Coronavirus - Why Being a ‘Vulnerable Group’ Doesn’t Matterby Robert Dunne
Ok, now that toilet roll has become the most valuable commodity in the world, lets just take a minute to consider this, WHAT THE HELL ARE WE DOING?!
Now please don’t get me wrong, I’m not suggesting that just because we’re British we should approach this with a top hat and afternoon tea with scones and no care whatsoever, but I mean toilet roll, seriously?! Next thing you know we’re going to be praising Lord Andrex, ruler of the triple-ply! Do you now see where I'm going with this?
I would just like to take a moment to say I do appreciate the risk coronavirus poses to some parts of the population, I am simply trying to add some humour to the situation, but today I want to take a minute to just hopefully put some minds at ease over who is actually at risk and who isn’t, more specifically in regards to the world of pregnancy.
See in recent days, the government has announced that pregnant women are part of the vulnerable groups who should be warier of the risks of coronavirus, but, why is this?
In essence, viral infections in some cases are known to be worse in pregnant women, but the important thing to consider is that it's only in 'some cases', as currently there is no evidence to suggest that this will be the case for everyone.
It also needs to be remembered that pregnant women are no more likely to catch the virus than anyone else, so as long as you take adequate precautions, you will be absolutely fine. So I am just going to reiterate some of the points that need to be remembered for expecting mums so that you are as aware as you can be.
‘What effect will the virus have on my baby if I’m infected?’
Very simply, the evidence currently suggests that the virus cannot be passed to your baby during pregnancy. One thing to note is that some babies born to patients in China were born prematurely, however it is yet to be confirmed whether this is linked to the virus. If you are worried about your baby during your self-isolation period, do not go to A&E or a maternity triage unit. Instead, contact your midwife, or, out of hours, your maternity team, they will then decide whether you need to visit the hospital. If you do, travel via either private or hospital transport, and warn the maternity triage reception prior to arriving. But it needs to be remembered that at this moment there is no evidence suggesting the virus can be passed to your baby, although they will be tested for it post-delivery for safety.
‘Can I go to antenatal classes if I am in self-isolation?’
Your midwife or antenatal clinic will need to be informed that you are in self-isolation for confirmed or unconfirmed coronavirus. At this point, they will be able to advise on what will happen. It is likely that your classes will be delayed until your isolation is over. If your midwife or doctor feels the appointment cannot wait, then the appropriate arrangements will be made, for example attending a different time or clinic.
‘How will self-isolation affect my birth?’

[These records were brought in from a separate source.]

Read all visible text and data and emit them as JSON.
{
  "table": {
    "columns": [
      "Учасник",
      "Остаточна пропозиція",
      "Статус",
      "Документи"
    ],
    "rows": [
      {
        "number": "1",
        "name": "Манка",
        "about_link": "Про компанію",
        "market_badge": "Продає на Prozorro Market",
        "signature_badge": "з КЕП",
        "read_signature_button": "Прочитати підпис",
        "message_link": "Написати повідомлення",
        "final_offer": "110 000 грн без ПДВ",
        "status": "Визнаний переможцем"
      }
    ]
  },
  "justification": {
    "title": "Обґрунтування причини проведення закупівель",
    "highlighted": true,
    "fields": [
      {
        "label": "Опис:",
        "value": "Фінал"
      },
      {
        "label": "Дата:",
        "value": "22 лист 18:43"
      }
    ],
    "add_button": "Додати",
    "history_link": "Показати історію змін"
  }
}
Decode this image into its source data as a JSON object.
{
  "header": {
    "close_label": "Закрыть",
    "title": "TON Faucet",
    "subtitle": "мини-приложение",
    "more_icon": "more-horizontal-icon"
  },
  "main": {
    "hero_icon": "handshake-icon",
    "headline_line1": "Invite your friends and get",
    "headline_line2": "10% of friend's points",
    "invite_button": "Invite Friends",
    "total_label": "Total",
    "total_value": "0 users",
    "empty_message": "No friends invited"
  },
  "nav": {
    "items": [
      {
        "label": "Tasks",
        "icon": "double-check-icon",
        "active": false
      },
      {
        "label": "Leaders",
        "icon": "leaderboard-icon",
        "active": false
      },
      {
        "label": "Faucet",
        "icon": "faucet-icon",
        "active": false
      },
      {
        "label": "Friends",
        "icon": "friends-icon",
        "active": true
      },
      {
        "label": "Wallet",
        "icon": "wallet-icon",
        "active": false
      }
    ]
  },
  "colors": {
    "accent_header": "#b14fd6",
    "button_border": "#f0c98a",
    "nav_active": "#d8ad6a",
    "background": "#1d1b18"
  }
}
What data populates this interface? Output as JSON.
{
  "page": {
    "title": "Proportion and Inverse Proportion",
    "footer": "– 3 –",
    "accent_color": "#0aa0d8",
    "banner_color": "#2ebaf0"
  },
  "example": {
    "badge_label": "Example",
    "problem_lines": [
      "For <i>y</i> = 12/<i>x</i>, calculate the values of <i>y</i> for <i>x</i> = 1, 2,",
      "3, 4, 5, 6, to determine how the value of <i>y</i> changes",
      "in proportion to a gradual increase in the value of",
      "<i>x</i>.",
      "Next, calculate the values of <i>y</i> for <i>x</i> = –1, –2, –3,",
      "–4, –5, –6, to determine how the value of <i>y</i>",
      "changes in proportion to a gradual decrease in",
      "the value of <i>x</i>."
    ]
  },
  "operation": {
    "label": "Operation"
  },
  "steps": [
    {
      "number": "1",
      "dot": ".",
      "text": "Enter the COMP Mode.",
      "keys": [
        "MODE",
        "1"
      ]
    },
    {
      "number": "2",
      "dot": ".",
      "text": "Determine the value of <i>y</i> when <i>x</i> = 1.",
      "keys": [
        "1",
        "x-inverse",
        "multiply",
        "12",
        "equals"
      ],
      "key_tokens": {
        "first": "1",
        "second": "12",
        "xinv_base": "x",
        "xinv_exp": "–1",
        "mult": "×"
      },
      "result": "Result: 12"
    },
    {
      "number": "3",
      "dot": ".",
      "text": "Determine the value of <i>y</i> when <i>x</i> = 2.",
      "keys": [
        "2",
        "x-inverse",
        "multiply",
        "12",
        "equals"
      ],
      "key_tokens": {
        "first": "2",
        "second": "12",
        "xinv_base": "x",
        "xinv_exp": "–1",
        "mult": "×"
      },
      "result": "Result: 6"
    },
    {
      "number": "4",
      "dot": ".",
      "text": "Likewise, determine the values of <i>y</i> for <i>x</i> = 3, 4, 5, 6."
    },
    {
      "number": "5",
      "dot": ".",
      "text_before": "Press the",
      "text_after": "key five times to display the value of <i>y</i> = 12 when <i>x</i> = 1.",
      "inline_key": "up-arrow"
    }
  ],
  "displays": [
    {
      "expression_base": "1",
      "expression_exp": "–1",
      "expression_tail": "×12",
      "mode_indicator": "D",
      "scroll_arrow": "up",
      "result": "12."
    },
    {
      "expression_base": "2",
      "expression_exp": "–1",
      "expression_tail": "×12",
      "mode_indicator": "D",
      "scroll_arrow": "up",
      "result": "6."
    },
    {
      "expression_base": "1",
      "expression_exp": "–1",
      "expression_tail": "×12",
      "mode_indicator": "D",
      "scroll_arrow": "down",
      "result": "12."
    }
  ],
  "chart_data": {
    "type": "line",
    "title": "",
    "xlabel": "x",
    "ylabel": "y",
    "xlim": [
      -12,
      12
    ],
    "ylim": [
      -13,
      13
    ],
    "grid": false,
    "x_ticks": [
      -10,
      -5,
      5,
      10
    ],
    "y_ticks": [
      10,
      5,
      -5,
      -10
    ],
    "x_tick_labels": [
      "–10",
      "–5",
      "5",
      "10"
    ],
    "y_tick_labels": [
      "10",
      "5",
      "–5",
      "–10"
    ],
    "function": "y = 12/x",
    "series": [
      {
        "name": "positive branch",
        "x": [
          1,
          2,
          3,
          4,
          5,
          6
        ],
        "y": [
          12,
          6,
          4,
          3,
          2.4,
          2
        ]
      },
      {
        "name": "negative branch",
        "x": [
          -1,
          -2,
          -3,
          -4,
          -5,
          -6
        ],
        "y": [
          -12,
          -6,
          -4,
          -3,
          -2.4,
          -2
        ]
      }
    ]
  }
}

In regards to where, as a precaution, it is being advised that women with suspected or confirmed coronavirus attend an obstetric unit, where you and your baby can be most effectively monitored. It is not currently recommended that you give birth at home or in a midwife-led unit, this is so that constant monitoring can happen to ensure the safety of you and your baby.
In regards to how, there currently is no evidence suggesting that you cannot give birth vaginally or that a caesarean would be safer, so your birth plan should be followed as closely as it can be for your benefit. If your breathing suggests that you may need an urgent delivery, a caesarean may be recommended.
For pain relief, there is currently nothing to suggest that women with suspected or confirmed coronavirus can’t have an epidural or spinal block. Although, Entonox (gas and air) is not recommended due to the possibility of it spreading the virus. Your maternity team will discuss with you all the available options for pain relief on the day.
To see all of our answers to questions surrounding coronavirus and your baby click here
So...what to do now?
As I’m sure you are aware, many things are closing. You may have already been working from home for some time or you may have just started, either way, make sure to keep yourself actively involved in your job if you can, trust me its a great distraction! If you can’t work, then make sure you keep yourself busy however you can, or you may find yourself becoming focused on the situation surrounding the virus which may cause unnecessary stress. In regards to supplies, please don’t bow to the great Lord Andrex and buy all of the toilet roll and supplies that you can find, because, to put it simply, you won’t need them. Remember if you buy everything then you may be stopping other families buying something at all, so be considerate of that. If you are unable to leave the house, either you can ask a friend to shop for you or why not take advantage of the world of online shopping to have everything you need delivered straight to your door.
If there are three points to remember, stay safe, stay sensible, stay isolated. If you follow these three simple steps you won’t need to worry about the idea that you are part of some ‘vulnerable group’. Instead, you will be able to live practically normally, but with the added benefit that, if you want, you can constantly work with a brew at your side, who could complain at that!
If you want to read more from the advice of the Royal College of Obstetricians and Gynaecologists, then click here